[Start of section]

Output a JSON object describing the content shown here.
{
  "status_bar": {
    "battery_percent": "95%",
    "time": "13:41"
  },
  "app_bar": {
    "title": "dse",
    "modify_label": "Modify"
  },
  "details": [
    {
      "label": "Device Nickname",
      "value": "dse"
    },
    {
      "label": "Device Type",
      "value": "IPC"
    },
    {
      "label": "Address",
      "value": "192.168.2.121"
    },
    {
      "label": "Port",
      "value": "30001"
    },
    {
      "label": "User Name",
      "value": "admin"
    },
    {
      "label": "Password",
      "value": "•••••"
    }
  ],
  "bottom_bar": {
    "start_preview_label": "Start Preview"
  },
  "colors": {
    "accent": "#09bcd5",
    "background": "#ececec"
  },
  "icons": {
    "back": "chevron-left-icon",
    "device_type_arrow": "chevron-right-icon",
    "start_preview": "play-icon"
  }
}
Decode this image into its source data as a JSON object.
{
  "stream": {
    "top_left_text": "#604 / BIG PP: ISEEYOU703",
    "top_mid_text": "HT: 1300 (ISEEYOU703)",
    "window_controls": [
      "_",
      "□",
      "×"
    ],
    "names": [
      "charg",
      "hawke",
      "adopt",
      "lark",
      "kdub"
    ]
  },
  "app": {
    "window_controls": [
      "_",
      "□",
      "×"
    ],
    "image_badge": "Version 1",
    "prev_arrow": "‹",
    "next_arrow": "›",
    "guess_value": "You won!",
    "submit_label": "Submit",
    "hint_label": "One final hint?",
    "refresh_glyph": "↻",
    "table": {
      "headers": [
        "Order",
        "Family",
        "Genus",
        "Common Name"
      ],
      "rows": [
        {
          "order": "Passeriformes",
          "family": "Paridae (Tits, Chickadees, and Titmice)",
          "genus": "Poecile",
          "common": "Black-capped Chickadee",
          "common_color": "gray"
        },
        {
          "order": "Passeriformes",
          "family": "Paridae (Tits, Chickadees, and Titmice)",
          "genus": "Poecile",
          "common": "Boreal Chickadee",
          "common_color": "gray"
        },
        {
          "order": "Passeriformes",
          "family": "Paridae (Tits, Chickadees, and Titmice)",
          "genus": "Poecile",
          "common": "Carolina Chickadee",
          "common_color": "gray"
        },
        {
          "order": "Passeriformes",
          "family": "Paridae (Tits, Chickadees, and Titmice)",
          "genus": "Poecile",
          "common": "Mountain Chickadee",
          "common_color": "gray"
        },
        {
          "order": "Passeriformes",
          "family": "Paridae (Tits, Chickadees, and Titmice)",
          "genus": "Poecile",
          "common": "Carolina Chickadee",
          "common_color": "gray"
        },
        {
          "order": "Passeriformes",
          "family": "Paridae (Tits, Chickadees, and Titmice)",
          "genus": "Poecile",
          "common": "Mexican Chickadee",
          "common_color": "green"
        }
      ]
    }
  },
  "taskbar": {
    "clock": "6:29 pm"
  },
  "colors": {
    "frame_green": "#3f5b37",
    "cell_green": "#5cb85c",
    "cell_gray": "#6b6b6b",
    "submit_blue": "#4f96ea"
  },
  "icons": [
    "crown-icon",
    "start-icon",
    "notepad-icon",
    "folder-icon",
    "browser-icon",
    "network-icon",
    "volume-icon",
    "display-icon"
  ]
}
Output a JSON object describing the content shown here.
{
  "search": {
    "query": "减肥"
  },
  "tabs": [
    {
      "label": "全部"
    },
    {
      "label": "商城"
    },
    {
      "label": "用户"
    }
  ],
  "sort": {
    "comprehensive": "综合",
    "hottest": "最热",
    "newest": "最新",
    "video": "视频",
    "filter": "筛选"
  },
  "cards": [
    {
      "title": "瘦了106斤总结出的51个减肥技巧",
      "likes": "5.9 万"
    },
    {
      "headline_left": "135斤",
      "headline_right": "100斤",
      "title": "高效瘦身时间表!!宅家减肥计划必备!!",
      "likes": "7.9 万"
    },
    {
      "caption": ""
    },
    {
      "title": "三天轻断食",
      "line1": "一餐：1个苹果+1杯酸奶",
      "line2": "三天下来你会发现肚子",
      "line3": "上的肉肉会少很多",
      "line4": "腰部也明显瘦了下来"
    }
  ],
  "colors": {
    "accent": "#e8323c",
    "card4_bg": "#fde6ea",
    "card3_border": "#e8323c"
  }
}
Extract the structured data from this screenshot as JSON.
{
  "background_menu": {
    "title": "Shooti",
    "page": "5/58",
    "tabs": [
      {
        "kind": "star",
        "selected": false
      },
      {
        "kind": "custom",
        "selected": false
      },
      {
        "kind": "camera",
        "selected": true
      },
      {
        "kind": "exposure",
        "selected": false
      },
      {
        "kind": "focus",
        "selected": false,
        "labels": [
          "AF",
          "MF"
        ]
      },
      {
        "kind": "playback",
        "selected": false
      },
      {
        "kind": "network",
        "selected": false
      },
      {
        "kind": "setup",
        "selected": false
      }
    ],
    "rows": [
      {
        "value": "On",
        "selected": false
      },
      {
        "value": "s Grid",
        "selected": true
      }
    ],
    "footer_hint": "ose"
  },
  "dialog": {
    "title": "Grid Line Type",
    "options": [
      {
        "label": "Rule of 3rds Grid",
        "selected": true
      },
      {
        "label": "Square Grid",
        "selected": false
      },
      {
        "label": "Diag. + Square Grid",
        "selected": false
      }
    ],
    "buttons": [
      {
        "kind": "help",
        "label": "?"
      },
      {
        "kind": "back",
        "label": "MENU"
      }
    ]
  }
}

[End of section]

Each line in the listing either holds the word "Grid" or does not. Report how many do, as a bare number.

5